It is true that our sanctification is a long and continued process, and we shall not be perfected till we lay aside our bodies and enter within the veil; but nevertheless, had the Lord so willed it, he might have changed us from imperfection to perfection, and have taken us to heaven at once. Why then are we here? Would God keep his children out of paradise a single moment longer than was necessary? Why is the army of the living God still on the battle-field when one charge might give them the victory? Why are his children still wandering hither and thither through a maze, when a solitary word from his lips would bring them into the centre of their hopes in heaven?

The answer is--they are here that they may "live unto the Lord," and may bring others to know his love. We remain on earth as sowers to scatter good seed; as ploughmen to break up the fallow ground; as heralds publishing salvation. We are here as the "salt of the earth," to be a blessing to the world. We are here to glorify Christ in our daily life. We are here as workers for him, and as "workers together with him." Let us see that our life answereth its end. Let us live earnest, useful, holy lives, to "the praise of the glory of his grace." Meanwhile we long to be with him, and daily sing--

"My heart is with him on his throne,
And ill can brook delay;
Each moment listening for the voice,
Rise up, and come away.'"

Charles Spurgeon in Morning and Evening, from the June 10th Morning entry

Saturday, June 11, 2016

Birthday cards from God

It is quite right that you should feel that “something terrific” has happened to you (It has) and be “all glowy.” Accept these sensations with thankfulness as birthday cards from God, but remember that they are only greetings, not the real gift.
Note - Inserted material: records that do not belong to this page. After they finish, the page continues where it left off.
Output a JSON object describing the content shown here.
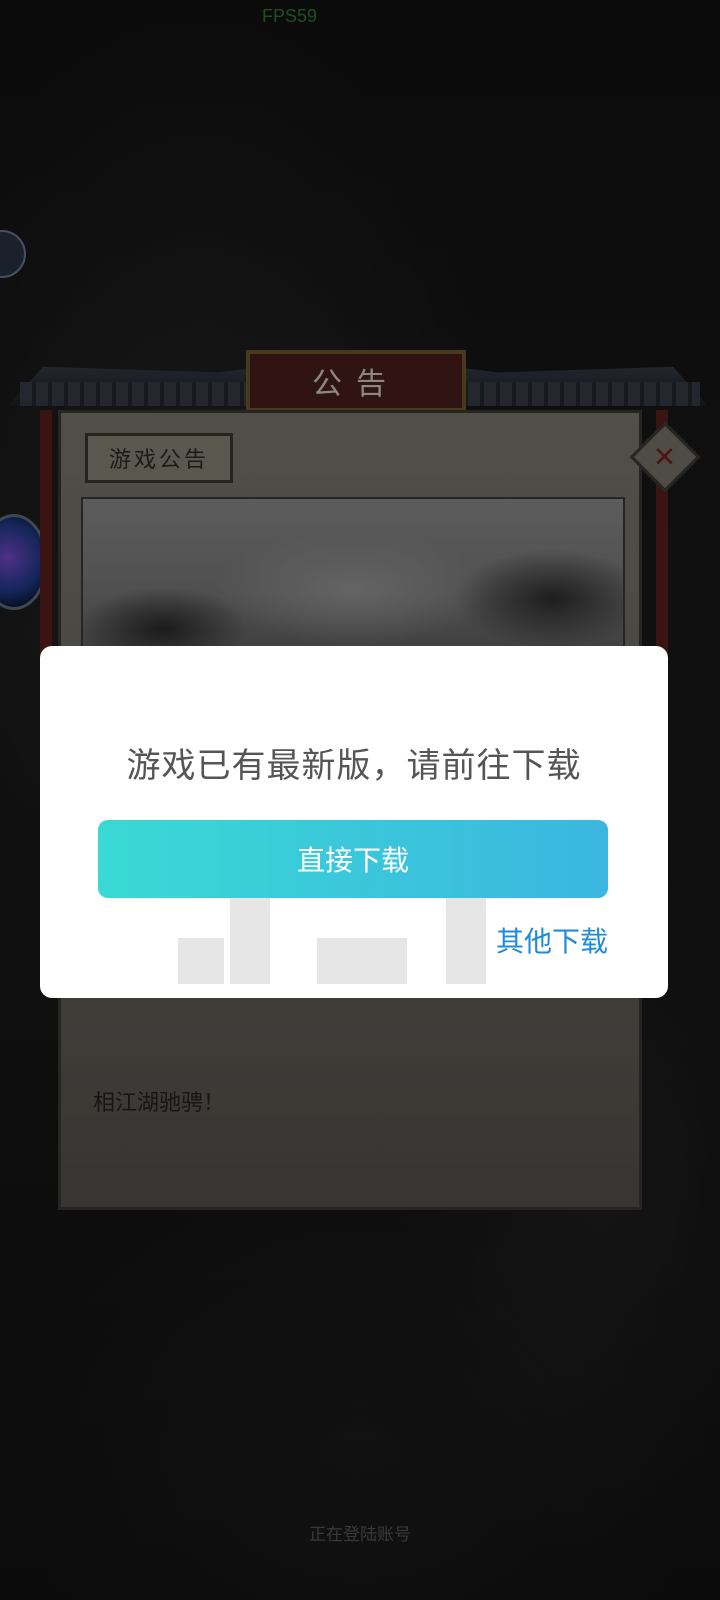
{
  "status": {
    "fps": "FPS59"
  },
  "board": {
    "title": "公告",
    "sub_title": "游戏公告",
    "body_text_fragment": "相江湖驰骋！"
  },
  "dialog": {
    "message": "游戏已有最新版，请前往下载",
    "direct_download": "直接下载",
    "other_download": "其他下载",
    "accent_start": "#3ad9d4",
    "accent_end": "#3bb6e0",
    "link_color": "#1f8bd8"
  },
  "footer": {
    "login_status": "正在登陆账号"
  },
  "icons": [
    "avatar-badge-icon",
    "orb-icon",
    "close-icon"
  ]
}
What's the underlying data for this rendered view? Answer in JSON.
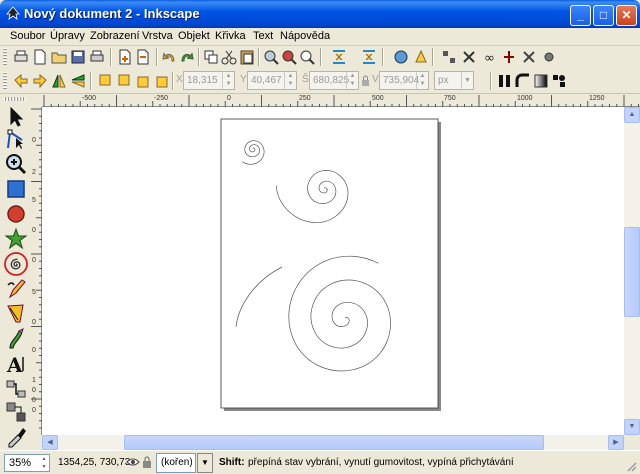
{
  "window": {
    "title": "Nový dokument 2 - Inkscape",
    "controls": {
      "minimize": "_",
      "maximize": "□",
      "close": "✕"
    }
  },
  "menubar": {
    "items": [
      "Soubor",
      "Úpravy",
      "Zobrazení",
      "Vrstva",
      "Objekt",
      "Křivka",
      "Text",
      "Nápověda"
    ]
  },
  "selection_toolbar": {
    "x_label": "X",
    "x_value": "18,315",
    "y_label": "Y",
    "y_value": "40,467",
    "w_label": "Š",
    "w_value": "680,825",
    "h_label": "V",
    "h_value": "735,904",
    "unit": "px"
  },
  "ruler": {
    "h_labels": [
      "-500",
      "-250",
      "0",
      "250",
      "500",
      "750",
      "1000",
      "1250"
    ],
    "v_labels": [
      "0",
      "2",
      "5",
      "0",
      "0",
      "5",
      "0",
      "0",
      "1",
      "0",
      "0",
      "0"
    ]
  },
  "toolbox": {
    "tools": [
      "selector-tool",
      "node-tool",
      "zoom-tool",
      "rectangle-tool",
      "ellipse-tool",
      "star-tool",
      "spiral-tool",
      "pencil-tool",
      "pen-tool",
      "calligraphy-tool",
      "text-tool",
      "connector-tool",
      "gradient-tool",
      "dropper-tool"
    ],
    "active": "spiral-tool"
  },
  "statusbar": {
    "zoom": "35%",
    "coords": "1354,25, 730,73",
    "layer": "(kořen)",
    "hint_key": "Shift:",
    "hint_text": "přepíná stav vybrání, vynutí gumovitost, vypíná přichytávání"
  },
  "colors": {
    "title_bar": "#0055e5",
    "active_tool_ring": "#d02020",
    "background": "#ece9d8"
  }
}
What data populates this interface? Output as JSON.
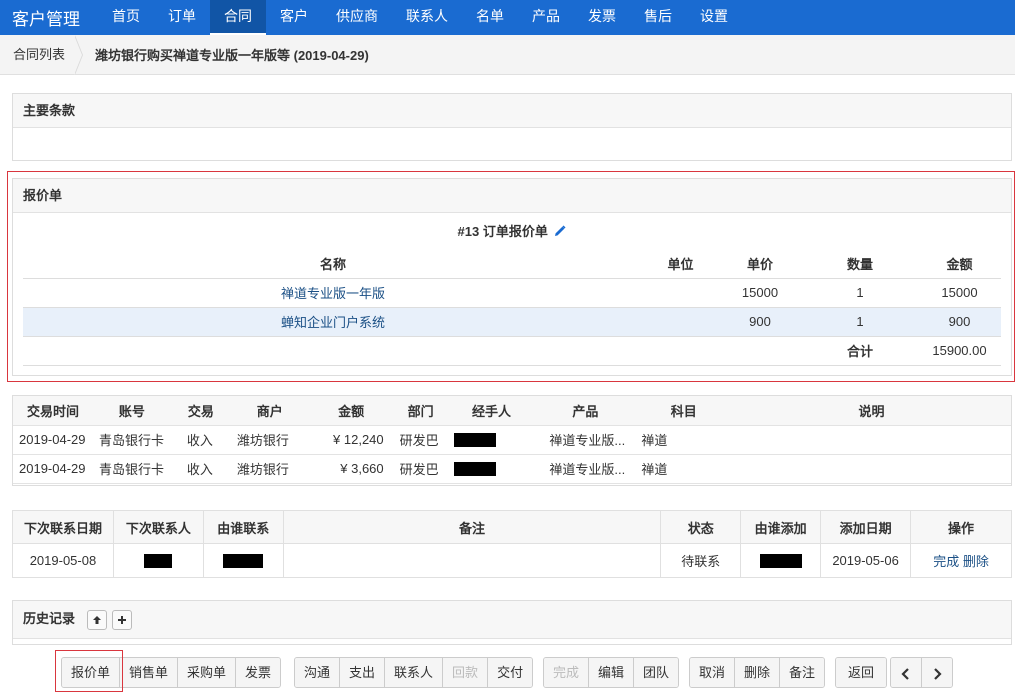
{
  "nav": {
    "brand": "客户管理",
    "items": [
      "首页",
      "订单",
      "合同",
      "客户",
      "供应商",
      "联系人",
      "名单",
      "产品",
      "发票",
      "售后",
      "设置"
    ],
    "active_index": 2
  },
  "breadcrumb": {
    "parent": "合同列表",
    "title": "潍坊银行购买禅道专业版一年版等 (2019-04-29)"
  },
  "main_terms": {
    "title": "主要条款"
  },
  "quote": {
    "title": "报价单",
    "order_title": "#13 订单报价单",
    "headers": {
      "name": "名称",
      "unit": "单位",
      "price": "单价",
      "qty": "数量",
      "amount": "金额"
    },
    "rows": [
      {
        "name": "禅道专业版一年版",
        "unit": "",
        "price": "15000",
        "qty": "1",
        "amount": "15000"
      },
      {
        "name": "蝉知企业门户系统",
        "unit": "",
        "price": "900",
        "qty": "1",
        "amount": "900"
      }
    ],
    "total_label": "合计",
    "total_value": "15900.00"
  },
  "transactions": {
    "headers": [
      "交易时间",
      "账号",
      "交易",
      "商户",
      "金额",
      "部门",
      "经手人",
      "产品",
      "科目",
      "说明"
    ],
    "rows": [
      {
        "date": "2019-04-29",
        "account": "青岛银行卡",
        "type": "收入",
        "merchant": "潍坊银行",
        "amount": "¥ 12,240",
        "dept": "研发巴",
        "product": "禅道专业版...",
        "subject": "禅道",
        "note": ""
      },
      {
        "date": "2019-04-29",
        "account": "青岛银行卡",
        "type": "收入",
        "merchant": "潍坊银行",
        "amount": "¥ 3,660",
        "dept": "研发巴",
        "product": "禅道专业版...",
        "subject": "禅道",
        "note": ""
      }
    ]
  },
  "contacts": {
    "headers": [
      "下次联系日期",
      "下次联系人",
      "由谁联系",
      "备注",
      "状态",
      "由谁添加",
      "添加日期",
      "操作"
    ],
    "rows": [
      {
        "next_date": "2019-05-08",
        "note": "",
        "status": "待联系",
        "added_date": "2019-05-06",
        "action_done": "完成",
        "action_delete": "删除"
      }
    ]
  },
  "history": {
    "title": "历史记录",
    "collapse_icon": "arrow-up-icon",
    "expand_icon": "plus-icon"
  },
  "toolbar": {
    "group1": [
      "报价单",
      "销售单",
      "采购单",
      "发票"
    ],
    "group2": [
      "沟通",
      "支出",
      "联系人",
      "回款",
      "交付"
    ],
    "group3": [
      "完成",
      "编辑",
      "团队"
    ],
    "group4": [
      "取消",
      "删除",
      "备注"
    ],
    "back": "返回"
  },
  "colors": {
    "nav_bg": "#1a6bd1",
    "link": "#1a4f85",
    "highlight_outline": "#d9363e",
    "row_highlight": "#e8f0fa"
  }
}
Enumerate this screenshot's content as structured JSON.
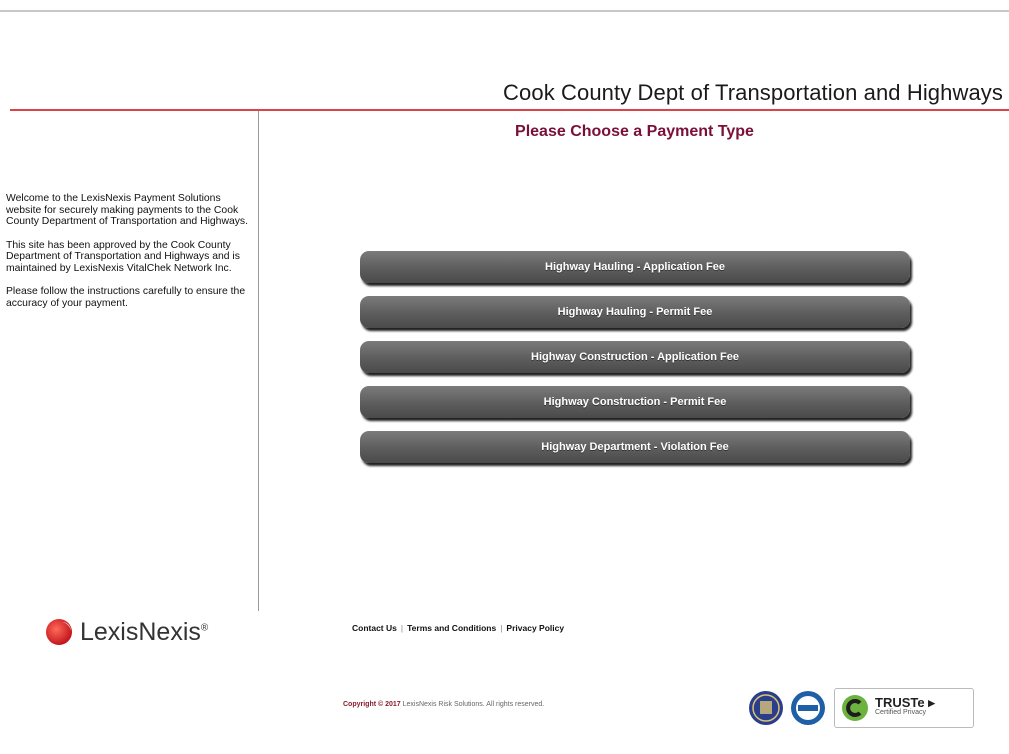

I mean, it is not the sensations that are the real thing. The real thing is the gift of the Holy Spirit which can’t usually be—perhaps not ever—experienced as a sensation or emotion. The sensations are merely the response of your nervous system. Don’t depend on them. Otherwise when they go and you are once more emotionally flat (as you certainly will be quite soon), you might think that the real thing had gone too. But it won’t. It will be there when you can’t feel it. May even be most operative when you can feel it least.

Thursday, June 09, 2016

Grief and fear

No one ever told me that grief felt so like fear. I am not afraid, but the sensation is like being afraid. The same fluttering in the stomach, the same restlessness, the yawning. I keep on swallowing.

At other times it feels like being mildly drunk, or concussed. There is a sort of invisible blanket between the world and me. I find it hard to take in what anyone says. Or perhaps, hard to want to take it in. It is so uninteresting. Yet I want the others to be about me. I dread the moments when the house is empty. If only they would talk to one another and not to me.

There are moments, most unexpectedly, when something inside me tries to assure me that I don’t really mind so much, not so very much, after all. Love is not the whole of a man’s life. I was happy before I ever met H. I’ve plenty of what are called ‘resources.’ People get over these things. Come, I shan’t do so badly. One is ashamed to listen to this voice but it seems for a little to be making out a good case. Then comes a sudden jab of red-hot memory and all this ‘commonsense’ vanishes like an ant in the mouth of a furnace.

From A Grief Observed by C S Lewis